The end of this particular part of my own journey was to stop using the term “conversion” to describe this process and ritual. In the days when it was impossible for a person who chose Judaism to continue interacting with his or her family of origin, perhaps it made sense to speak of a conversion. Now, however, a person who chooses Judaism both can and should continue to be connected to his or her family of origin. Further, since Judaism has never laid claim to sole possession of “truth,” there is no need to use this word “conversion” any longer and I have come to prefer “initiation.” Full initiation into Judaism and the Jewish family means the conferring of all the benefits and responsibilities of membership in our people. These include financial commitments, being included in a minyan (the count of 10 people needed for public worship), and being called to the Torah. Today, there are many non-Jews who like to be around Jews and synagogues. Without initiating, however, we usually don’t include them in a minyan or ask them to come up to the Torah and say the blessings (“who has chosen us…and given us the Torah”). To decide to “take the plunge” and be immersed in the living waters of the mikvah, is to become an initiate, one who is a full participant in all the rituals, joys, and responsibilities of this wonderful people.

While I’m not interested in an exclusivistic kind of conversion, I do yearn for the chance to be initiated in this kind of way. Maybe one day I can do this. But for now I think I’m ok being a fellow traveler at least, even if I am not a Jew.

I wrote this for a discussion in one of my online classes at AMBS. I thought I would go ahead and share it here:

I do not believe in a literal hell. My reasons for this are as follows:

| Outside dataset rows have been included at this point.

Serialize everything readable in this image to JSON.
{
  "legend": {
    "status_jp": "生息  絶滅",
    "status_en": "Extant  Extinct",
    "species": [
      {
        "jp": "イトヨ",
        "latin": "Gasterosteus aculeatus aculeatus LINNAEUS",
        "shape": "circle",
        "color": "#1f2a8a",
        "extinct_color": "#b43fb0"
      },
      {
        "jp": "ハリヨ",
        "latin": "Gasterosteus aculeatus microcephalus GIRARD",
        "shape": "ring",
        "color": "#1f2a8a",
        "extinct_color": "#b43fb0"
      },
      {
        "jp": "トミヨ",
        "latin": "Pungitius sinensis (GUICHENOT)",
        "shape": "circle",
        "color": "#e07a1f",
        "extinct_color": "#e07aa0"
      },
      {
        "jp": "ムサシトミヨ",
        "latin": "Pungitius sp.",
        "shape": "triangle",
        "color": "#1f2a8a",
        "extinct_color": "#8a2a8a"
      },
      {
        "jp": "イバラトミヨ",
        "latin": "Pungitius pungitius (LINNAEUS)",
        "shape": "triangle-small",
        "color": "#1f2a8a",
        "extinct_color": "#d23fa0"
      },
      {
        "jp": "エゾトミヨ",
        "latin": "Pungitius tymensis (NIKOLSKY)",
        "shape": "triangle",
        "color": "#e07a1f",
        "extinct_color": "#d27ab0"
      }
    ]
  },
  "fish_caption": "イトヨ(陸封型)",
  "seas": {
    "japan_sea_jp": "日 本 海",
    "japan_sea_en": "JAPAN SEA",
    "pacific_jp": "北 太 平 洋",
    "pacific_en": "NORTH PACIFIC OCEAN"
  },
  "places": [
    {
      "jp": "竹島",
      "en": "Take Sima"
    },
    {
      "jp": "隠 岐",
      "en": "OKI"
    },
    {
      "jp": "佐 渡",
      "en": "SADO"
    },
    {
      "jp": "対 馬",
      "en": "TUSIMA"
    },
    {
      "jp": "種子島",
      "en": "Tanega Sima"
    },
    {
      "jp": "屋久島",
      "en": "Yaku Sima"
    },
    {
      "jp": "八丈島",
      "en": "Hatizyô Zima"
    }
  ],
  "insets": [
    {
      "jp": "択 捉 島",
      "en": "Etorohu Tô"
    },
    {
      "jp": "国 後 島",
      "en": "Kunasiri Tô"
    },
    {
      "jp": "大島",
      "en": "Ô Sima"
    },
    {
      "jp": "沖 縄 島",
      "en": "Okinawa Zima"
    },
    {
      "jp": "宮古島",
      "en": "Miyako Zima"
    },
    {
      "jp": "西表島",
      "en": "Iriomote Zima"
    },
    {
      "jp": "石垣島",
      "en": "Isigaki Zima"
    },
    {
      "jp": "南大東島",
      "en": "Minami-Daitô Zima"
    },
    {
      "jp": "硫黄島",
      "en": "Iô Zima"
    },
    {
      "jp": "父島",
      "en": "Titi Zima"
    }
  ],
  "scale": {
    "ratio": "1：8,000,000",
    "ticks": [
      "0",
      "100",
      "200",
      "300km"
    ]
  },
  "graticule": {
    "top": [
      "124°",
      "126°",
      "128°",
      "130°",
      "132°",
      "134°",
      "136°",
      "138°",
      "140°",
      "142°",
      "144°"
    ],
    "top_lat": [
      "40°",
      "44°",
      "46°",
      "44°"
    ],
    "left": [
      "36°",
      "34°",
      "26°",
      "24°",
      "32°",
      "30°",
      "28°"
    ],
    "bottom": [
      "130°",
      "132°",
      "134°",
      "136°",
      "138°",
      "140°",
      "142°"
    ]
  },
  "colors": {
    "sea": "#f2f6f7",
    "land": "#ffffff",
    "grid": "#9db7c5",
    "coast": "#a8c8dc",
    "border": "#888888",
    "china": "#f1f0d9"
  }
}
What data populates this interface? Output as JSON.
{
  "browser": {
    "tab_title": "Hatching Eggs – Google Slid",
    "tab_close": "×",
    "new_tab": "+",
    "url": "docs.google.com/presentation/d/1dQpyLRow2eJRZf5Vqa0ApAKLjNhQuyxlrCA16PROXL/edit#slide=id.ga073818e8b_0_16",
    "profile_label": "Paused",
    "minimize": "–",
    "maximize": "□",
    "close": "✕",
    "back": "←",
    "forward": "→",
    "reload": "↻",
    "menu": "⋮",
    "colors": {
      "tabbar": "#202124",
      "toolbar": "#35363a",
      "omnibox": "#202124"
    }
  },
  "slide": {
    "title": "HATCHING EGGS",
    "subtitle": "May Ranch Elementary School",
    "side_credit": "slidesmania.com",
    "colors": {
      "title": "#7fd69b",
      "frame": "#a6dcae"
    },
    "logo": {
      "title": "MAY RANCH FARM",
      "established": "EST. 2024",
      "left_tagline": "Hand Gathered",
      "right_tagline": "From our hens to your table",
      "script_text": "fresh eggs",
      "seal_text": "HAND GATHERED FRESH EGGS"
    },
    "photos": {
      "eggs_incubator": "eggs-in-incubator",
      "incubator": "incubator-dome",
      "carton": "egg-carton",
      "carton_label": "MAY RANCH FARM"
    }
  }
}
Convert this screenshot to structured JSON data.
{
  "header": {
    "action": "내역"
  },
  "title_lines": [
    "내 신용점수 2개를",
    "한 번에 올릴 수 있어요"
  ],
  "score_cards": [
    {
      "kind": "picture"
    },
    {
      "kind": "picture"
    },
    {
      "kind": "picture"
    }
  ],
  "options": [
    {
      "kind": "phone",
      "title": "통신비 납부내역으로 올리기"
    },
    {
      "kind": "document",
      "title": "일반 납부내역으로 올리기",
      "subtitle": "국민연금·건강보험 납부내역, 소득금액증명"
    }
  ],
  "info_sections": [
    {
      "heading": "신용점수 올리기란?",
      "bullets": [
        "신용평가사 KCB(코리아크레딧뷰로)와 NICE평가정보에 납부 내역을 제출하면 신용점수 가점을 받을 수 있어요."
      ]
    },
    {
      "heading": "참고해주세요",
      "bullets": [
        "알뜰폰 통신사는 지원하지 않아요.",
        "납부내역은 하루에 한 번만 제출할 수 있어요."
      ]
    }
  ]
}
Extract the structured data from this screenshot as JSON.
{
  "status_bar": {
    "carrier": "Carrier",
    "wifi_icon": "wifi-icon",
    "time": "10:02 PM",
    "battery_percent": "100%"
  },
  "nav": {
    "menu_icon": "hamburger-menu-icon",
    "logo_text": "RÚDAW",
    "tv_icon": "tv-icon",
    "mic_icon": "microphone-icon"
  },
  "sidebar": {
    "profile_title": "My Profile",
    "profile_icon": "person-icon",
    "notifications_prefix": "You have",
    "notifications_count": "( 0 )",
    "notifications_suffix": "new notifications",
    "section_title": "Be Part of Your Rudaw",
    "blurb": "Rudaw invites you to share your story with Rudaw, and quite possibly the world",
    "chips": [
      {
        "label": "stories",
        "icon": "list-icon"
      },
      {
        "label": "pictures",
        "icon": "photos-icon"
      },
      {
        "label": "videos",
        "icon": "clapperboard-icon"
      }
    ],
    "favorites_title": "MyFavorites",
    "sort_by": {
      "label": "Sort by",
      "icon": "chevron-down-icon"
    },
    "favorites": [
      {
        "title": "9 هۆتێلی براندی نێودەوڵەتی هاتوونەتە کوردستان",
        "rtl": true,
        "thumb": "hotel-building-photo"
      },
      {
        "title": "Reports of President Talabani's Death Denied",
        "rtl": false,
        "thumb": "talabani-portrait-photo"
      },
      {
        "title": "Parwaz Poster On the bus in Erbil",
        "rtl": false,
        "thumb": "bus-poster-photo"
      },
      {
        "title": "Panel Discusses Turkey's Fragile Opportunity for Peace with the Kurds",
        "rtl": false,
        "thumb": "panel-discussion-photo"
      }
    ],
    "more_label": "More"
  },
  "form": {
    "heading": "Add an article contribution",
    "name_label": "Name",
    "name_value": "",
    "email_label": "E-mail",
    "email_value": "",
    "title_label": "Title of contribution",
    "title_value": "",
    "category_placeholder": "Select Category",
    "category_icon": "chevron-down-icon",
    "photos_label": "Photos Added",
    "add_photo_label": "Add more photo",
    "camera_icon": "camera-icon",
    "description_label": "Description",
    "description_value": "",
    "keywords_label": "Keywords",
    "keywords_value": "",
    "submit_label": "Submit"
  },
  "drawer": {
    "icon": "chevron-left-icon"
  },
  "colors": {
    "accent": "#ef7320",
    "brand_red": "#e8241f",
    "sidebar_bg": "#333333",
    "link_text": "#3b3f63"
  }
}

1. Heaven and hell are completely absent as concepts in the Old Testament. The only clear understanding of the afterlife was that when you died you went to Sheol (the grave). – see https://en.wikipedia.org/wiki/Sheol

2. Ideas about heaven and hell became popular in Judaism long after the captivity (most likely being borrowed from the Greeks). I think the popularity of this concept came because it served the purpose of explaining the mystery of why God let evil nations conquer Judah and destroy the temple, with the explanation being that things will be made right in the afterlife.

3. I think Jesus used the popular ideas of Heaven and Hell as metaphors. By the time of Jesus most of the common people had adopted the Phariseean idea of the afterlife (in contrast with the Saddcean idea that the only life is this present one), but I do not think they were the main focus of his life and ministry. Rather he was very grounded in the earthy and messy here and now.

4. It is possible that hell might be a valid metaphor to explain the idea of separation from God or to describe the hell we put ourselves into when we do evil (or others around us do evil), but I do not think it can describe a literal place of eternal torment.

5. Jesus teaches us to forgive no matter what, however, traditional ideas of heaven and hell seem to teach that God loves only conditionally, in that God only is willing to forgive us if we are “saved.” I don’t understand why God would hold human beings to a standard that God does not abide by Godself.

6. It is incomprehensible to me to believe that God would condemn righteous Buddhists, Muslims, Jews or even atheists who live lives of integrity. A god who would do this would not be worthy of respect and worship.